How many lines in the records below hold the string "habitación"? Please answer with the number and nothing more.
--- DATA FOR PROCESSING Enclosed Below ---
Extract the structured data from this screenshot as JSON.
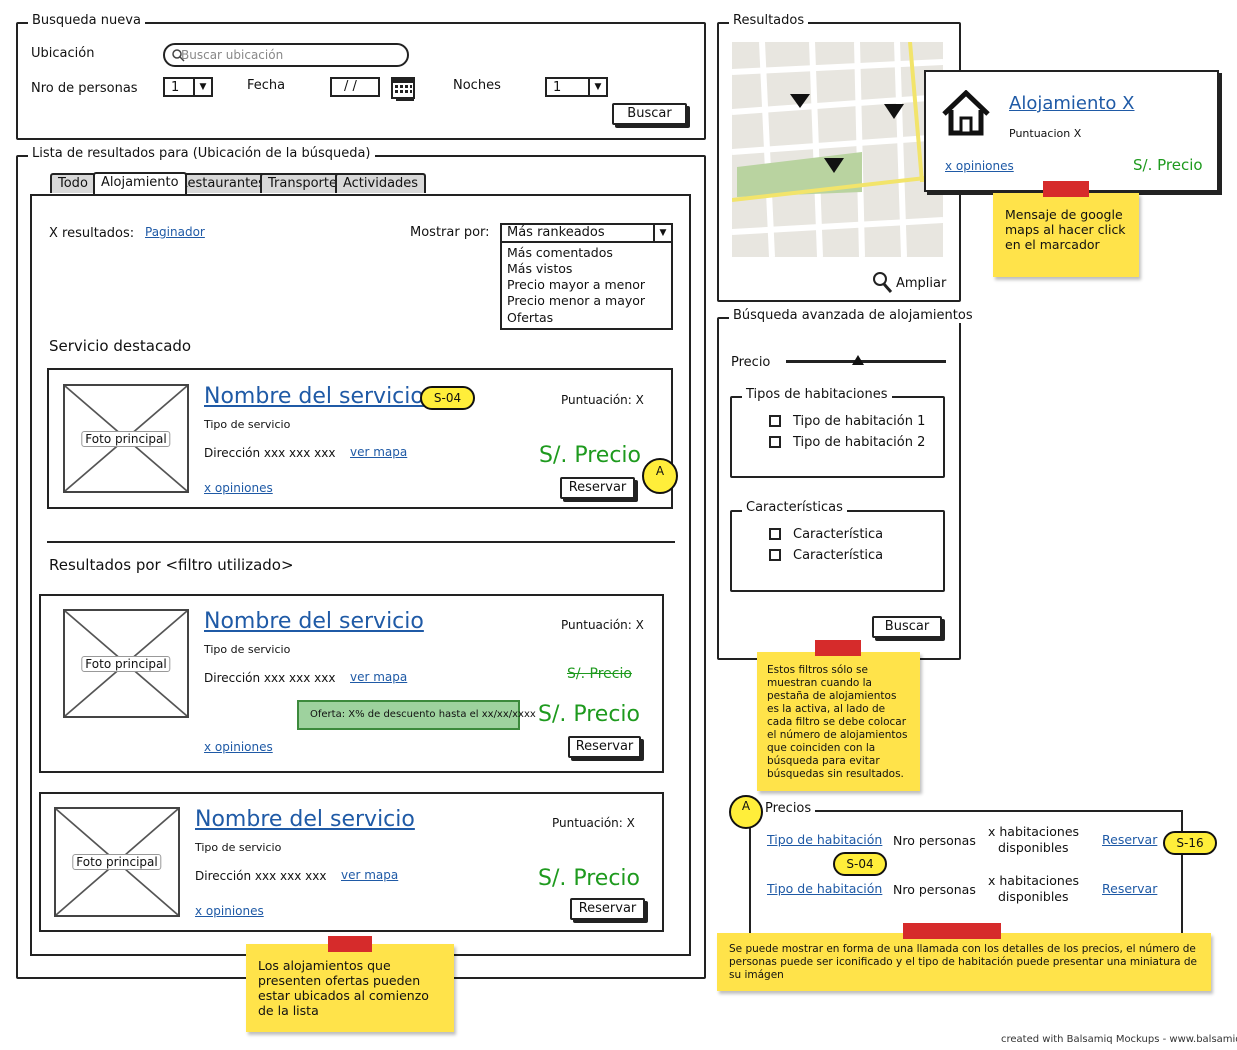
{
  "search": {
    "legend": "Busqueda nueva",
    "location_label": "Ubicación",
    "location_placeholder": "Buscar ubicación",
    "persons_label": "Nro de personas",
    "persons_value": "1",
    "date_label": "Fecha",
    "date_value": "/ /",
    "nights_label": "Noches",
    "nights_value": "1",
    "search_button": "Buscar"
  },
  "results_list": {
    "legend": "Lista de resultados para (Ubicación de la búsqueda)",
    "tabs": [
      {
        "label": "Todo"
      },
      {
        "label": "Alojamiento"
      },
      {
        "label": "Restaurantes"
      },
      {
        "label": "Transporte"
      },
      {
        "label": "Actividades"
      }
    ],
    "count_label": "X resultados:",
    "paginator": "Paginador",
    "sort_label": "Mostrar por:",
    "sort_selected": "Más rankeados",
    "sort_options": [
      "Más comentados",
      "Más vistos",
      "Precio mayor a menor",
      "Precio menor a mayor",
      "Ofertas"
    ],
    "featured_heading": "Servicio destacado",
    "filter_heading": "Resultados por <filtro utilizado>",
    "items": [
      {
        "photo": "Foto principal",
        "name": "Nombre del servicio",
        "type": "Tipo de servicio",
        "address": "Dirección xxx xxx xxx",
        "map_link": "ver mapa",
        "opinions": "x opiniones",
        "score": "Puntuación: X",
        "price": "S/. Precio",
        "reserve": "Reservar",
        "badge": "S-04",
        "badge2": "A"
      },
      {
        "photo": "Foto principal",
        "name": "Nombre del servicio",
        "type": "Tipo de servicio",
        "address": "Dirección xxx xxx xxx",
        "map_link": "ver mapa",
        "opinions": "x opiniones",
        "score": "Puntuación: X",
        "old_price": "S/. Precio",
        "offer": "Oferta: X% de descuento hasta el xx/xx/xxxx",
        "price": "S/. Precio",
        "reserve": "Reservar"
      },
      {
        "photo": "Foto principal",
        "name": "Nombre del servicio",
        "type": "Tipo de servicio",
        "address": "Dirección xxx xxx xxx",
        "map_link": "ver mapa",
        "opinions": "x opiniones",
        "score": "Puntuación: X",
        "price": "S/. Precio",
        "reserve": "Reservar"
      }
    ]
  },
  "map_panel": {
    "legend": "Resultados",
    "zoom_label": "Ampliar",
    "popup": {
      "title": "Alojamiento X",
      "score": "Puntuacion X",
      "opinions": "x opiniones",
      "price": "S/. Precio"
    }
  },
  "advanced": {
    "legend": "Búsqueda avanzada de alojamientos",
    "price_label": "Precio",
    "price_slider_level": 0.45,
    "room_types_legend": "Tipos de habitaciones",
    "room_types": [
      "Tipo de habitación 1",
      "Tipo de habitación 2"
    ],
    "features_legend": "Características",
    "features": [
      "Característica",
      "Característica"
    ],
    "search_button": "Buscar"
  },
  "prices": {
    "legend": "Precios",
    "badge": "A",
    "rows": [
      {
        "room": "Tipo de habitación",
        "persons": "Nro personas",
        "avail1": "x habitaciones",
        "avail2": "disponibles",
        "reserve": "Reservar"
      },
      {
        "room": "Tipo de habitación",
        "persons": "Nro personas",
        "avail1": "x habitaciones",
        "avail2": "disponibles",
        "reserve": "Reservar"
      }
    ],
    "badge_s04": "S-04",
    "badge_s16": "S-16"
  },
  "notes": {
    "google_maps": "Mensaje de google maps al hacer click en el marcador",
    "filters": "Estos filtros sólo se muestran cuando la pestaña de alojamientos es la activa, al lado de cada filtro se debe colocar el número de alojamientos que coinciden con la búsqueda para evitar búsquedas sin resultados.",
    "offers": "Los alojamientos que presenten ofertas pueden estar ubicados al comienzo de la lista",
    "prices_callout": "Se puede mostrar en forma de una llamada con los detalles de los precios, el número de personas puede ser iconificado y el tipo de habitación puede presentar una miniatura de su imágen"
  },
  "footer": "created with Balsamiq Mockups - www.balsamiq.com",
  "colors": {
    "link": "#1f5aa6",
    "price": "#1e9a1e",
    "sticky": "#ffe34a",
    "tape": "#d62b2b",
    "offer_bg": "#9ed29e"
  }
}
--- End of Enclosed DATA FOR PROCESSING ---
● YOUR SOLUTION:
5